Unit Formed

Looking to stay abreast of its 70-odd dot-com clients’ changing offline advertising needs, Initiative Media North America has launched internal unit Lou Schultz, Initiative’s chairman and CEO, said the 15-person unit is designed to operate as a “virtual agency” within the media shop. Initiative claims $750 million in total dot-com billings.
The unit, which includes Initiative executives from across the U.S., will be responsible for the “whole gamut” of dot-com offline ad efforts, Schultz said, including local and national broadcast and direct marketing. “We have experts in each of those areas. … When we [acquire a dot-com client], they will come together,” he said.
The unit includes vp/associate director of network Betty Pumpian and account director Robert Holtkamp in L.A.; network radio buyer Gary Carr in New York; and a broadcast director, not yet named, will be based in San Francisco. All staff will report to Mike Lotito, Initiative president and COO.
Initiative’s New Media unit will continue to buy online media for all clients. Lynn Bolger, an Internet ad expert who formerly ran Ammirati Puris Lintas’ digital unit, recently joined to head up New Media. is a response to a challenge all media agencies are facing as they struggle to cope with the nuances of the dot-com world; rapidly changing offline objectives and strategies; and competition from a host of digital, interactive and online specialty shops.’s organic approach–incorporating specialists within the fabric of the main agency–is one of several models, along with acquisition of online ad agencies, creation of autonomous in-house units and other variations.
All of the approaches, though, are based on the assumption that dot-coms have a unique “sentiment, work style and mentality,” said David Verklin, president/CEO of Carat North America. “The sentiment is instantaneous results; the work style is speed of decision making is paramount; and the mentality is change needs to be made at the last minute. Add to that the fact that a lot of these companies are new advertisers spending real money [from whom] media sellers demand special terms and options.”
The clients, too, are rethinking their offline ad approaches.
“A while back, it was OK for a dot-com to do broadcast advertising across a broad spectrum. Now we’re finding broadcast didn’t generate the returns in terms of driving traffic,” said Craig Rexroad, vp of marketing for vertical portal, Bellevue, Wash. “Dot-coms are growing up and saying maybe it isn’t enough to do big, flashy ads.”

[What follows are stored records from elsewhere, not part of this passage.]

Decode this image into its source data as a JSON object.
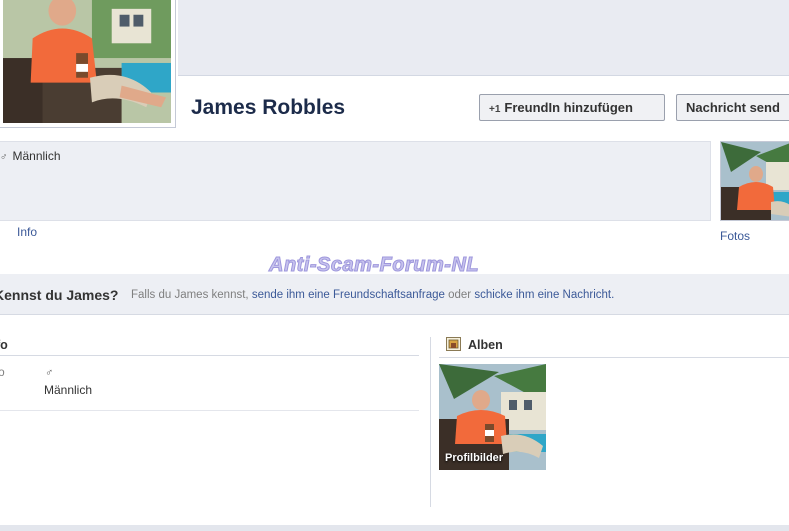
{
  "profile": {
    "name": "James Robbles",
    "gender": "Männlich",
    "gender_symbol": "♂"
  },
  "actions": {
    "add_friend_icon": "+1",
    "add_friend_label": "FreundIn hinzufügen",
    "message_label": "Nachricht send"
  },
  "nav": {
    "info_link": "Info",
    "fotos_link": "Fotos"
  },
  "watermark": "Anti-Scam-Forum-NL",
  "know_bar": {
    "title": "Kennst du James?",
    "prefix": "Falls du James kennst,",
    "link_request": "sende ihm eine Freundschaftsanfrage",
    "middle": "oder",
    "link_message": "schicke ihm eine Nachricht",
    "suffix": "."
  },
  "info_section": {
    "title": "fo",
    "row_label": "fo",
    "gender_symbol": "♂",
    "gender_value": "Männlich"
  },
  "albums_section": {
    "title": "Alben",
    "albums": [
      {
        "label": "Profilbilder"
      }
    ]
  },
  "colors": {
    "link": "#3b5998",
    "name": "#1c2b4a",
    "panel_bg": "#edeff4",
    "shirt": "#f26a3b",
    "watermark": "#c7c3ee"
  },
  "icons": {
    "album_icon": "photo-album-icon",
    "gender_icon": "male-icon",
    "add_friend_icon": "add-friend-icon"
  }
}
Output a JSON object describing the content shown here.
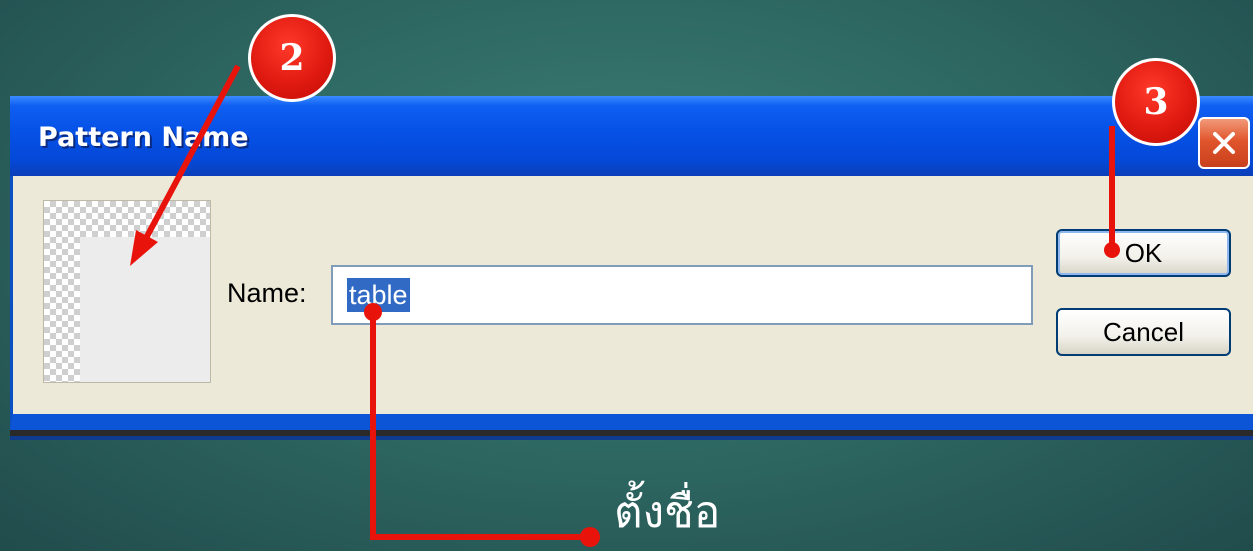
{
  "dialog": {
    "title": "Pattern Name",
    "name_label": "Name:",
    "name_value": "table",
    "ok_label": "OK",
    "cancel_label": "Cancel"
  },
  "annotations": {
    "step2": "2",
    "step3": "3",
    "caption": "ตั้งชื่อ"
  },
  "colors": {
    "titlebar": "#0651e6",
    "dialog_body": "#ece9d8",
    "annotation_red": "#e01a10",
    "selection": "#316ac5",
    "background": "#2f6a64"
  }
}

Schultz said the recent financial bumps in the Internet industry’s wild ride only accentuate the need for “When markets start to fluctuate, people say ‘Well, this is going to go away.’ But there are a lot of new dot-coms that need help to minimize the risk factors,” he said.
So far, each model for handling dot-coms has enjoyed success from a billings standpoint. Carat’s dot-com billings are handled by Carat Freeman, the Newton, Mass.-based high-tech shop that now has 70 dot-com clients billing $600 million. KSL Media opted for an in-house unit, Drive-to-Site Media, that in less than a year has won more than 20 dot-coms and specializes in driving Web traffic. The Media Edge’s Internet arm, The Digital Edge, already has 12 dot-com clients and bills $100 million.
For many of these clients, offline advertising remains a key tool.
“We have clients like, which does want to develop a strong brand and is primarily an offline advertiser,” said Alan Schanzer, The Digital Edge managing director. “We encourage all of our clients to explore lots of different media mixes.” K